(Beginning of Records to process)

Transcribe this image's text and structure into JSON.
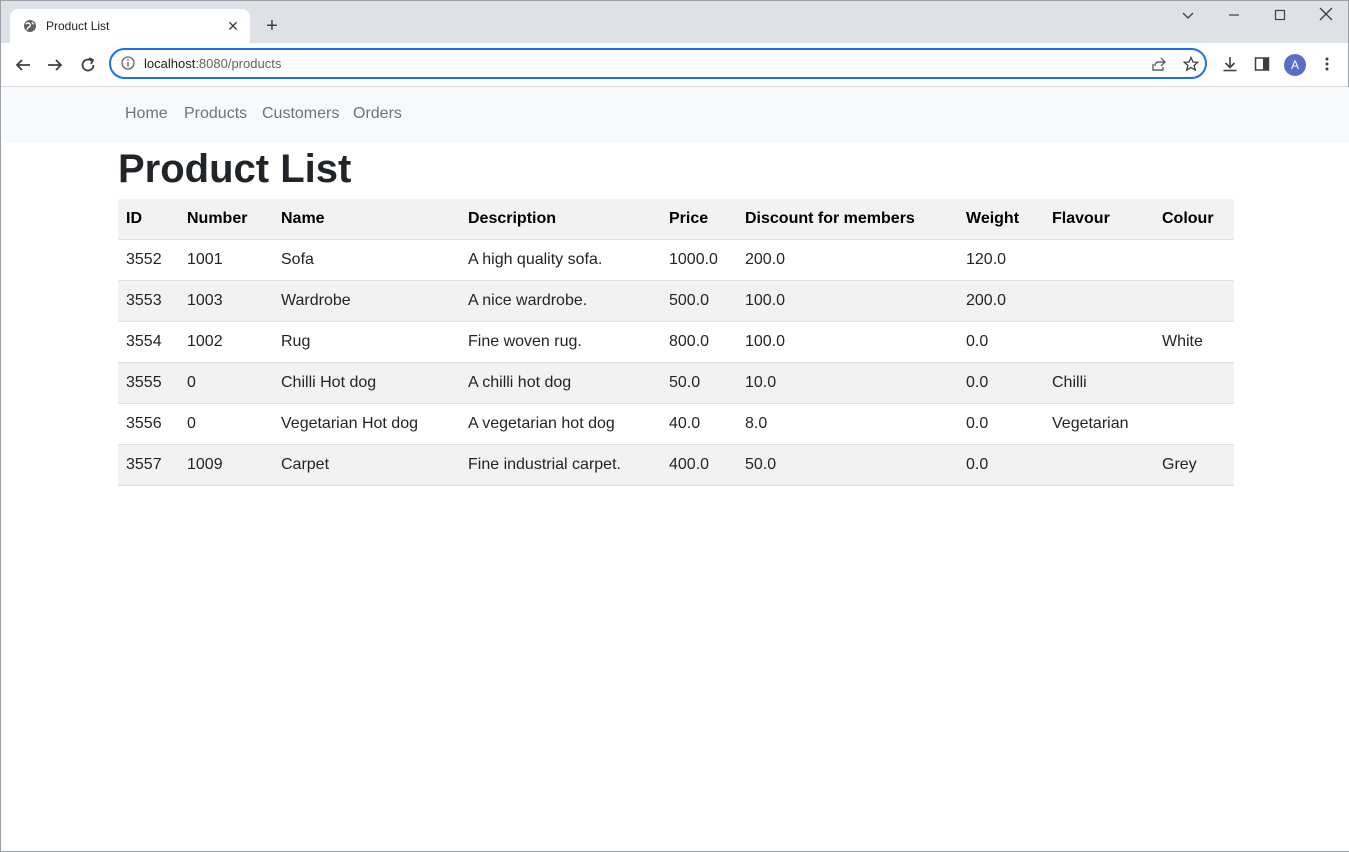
{
  "browser": {
    "tab_title": "Product List",
    "new_tab": "+",
    "url_host": "localhost",
    "url_path": ":8080/products",
    "avatar_initial": "A",
    "accent": "#1a73e8"
  },
  "nav": {
    "links": [
      "Home",
      "Products",
      "Customers",
      "Orders"
    ]
  },
  "page": {
    "title": "Product List"
  },
  "table": {
    "headers": [
      "ID",
      "Number",
      "Name",
      "Description",
      "Price",
      "Discount for members",
      "Weight",
      "Flavour",
      "Colour"
    ],
    "rows": [
      [
        "3552",
        "1001",
        "Sofa",
        "A high quality sofa.",
        "1000.0",
        "200.0",
        "120.0",
        "",
        ""
      ],
      [
        "3553",
        "1003",
        "Wardrobe",
        "A nice wardrobe.",
        "500.0",
        "100.0",
        "200.0",
        "",
        ""
      ],
      [
        "3554",
        "1002",
        "Rug",
        "Fine woven rug.",
        "800.0",
        "100.0",
        "0.0",
        "",
        "White"
      ],
      [
        "3555",
        "0",
        "Chilli Hot dog",
        "A chilli hot dog",
        "50.0",
        "10.0",
        "0.0",
        "Chilli",
        ""
      ],
      [
        "3556",
        "0",
        "Vegetarian Hot dog",
        "A vegetarian hot dog",
        "40.0",
        "8.0",
        "0.0",
        "Vegetarian",
        ""
      ],
      [
        "3557",
        "1009",
        "Carpet",
        "Fine industrial carpet.",
        "400.0",
        "50.0",
        "0.0",
        "",
        "Grey"
      ]
    ]
  }
}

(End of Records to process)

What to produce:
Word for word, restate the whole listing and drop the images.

Answer section:
Transcribe this image's text and structure into JSON.
{
  "browser": {
    "tab_title": "Product List",
    "new_tab": "+",
    "url_host": "localhost",
    "url_path": ":8080/products",
    "avatar_initial": "A",
    "accent": "#1a73e8"
  },
  "nav": {
    "links": [
      "Home",
      "Products",
      "Customers",
      "Orders"
    ]
  },
  "page": {
    "title": "Product List"
  },
  "table": {
    "headers": [
      "ID",
      "Number",
      "Name",
      "Description",
      "Price",
      "Discount for members",
      "Weight",
      "Flavour",
      "Colour"
    ],
    "rows": [
      [
        "3552",
        "1001",
        "Sofa",
        "A high quality sofa.",
        "1000.0",
        "200.0",
        "120.0",
        "",
        ""
      ],
      [
        "3553",
        "1003",
        "Wardrobe",
        "A nice wardrobe.",
        "500.0",
        "100.0",
        "200.0",
        "",
        ""
      ],
      [
        "3554",
        "1002",
        "Rug",
        "Fine woven rug.",
        "800.0",
        "100.0",
        "0.0",
        "",
        "White"
      ],
      [
        "3555",
        "0",
        "Chilli Hot dog",
        "A chilli hot dog",
        "50.0",
        "10.0",
        "0.0",
        "Chilli",
        ""
      ],
      [
        "3556",
        "0",
        "Vegetarian Hot dog",
        "A vegetarian hot dog",
        "40.0",
        "8.0",
        "0.0",
        "Vegetarian",
        ""
      ],
      [
        "3557",
        "1009",
        "Carpet",
        "Fine industrial carpet.",
        "400.0",
        "50.0",
        "0.0",
        "",
        "Grey"
      ]
    ]
  }
}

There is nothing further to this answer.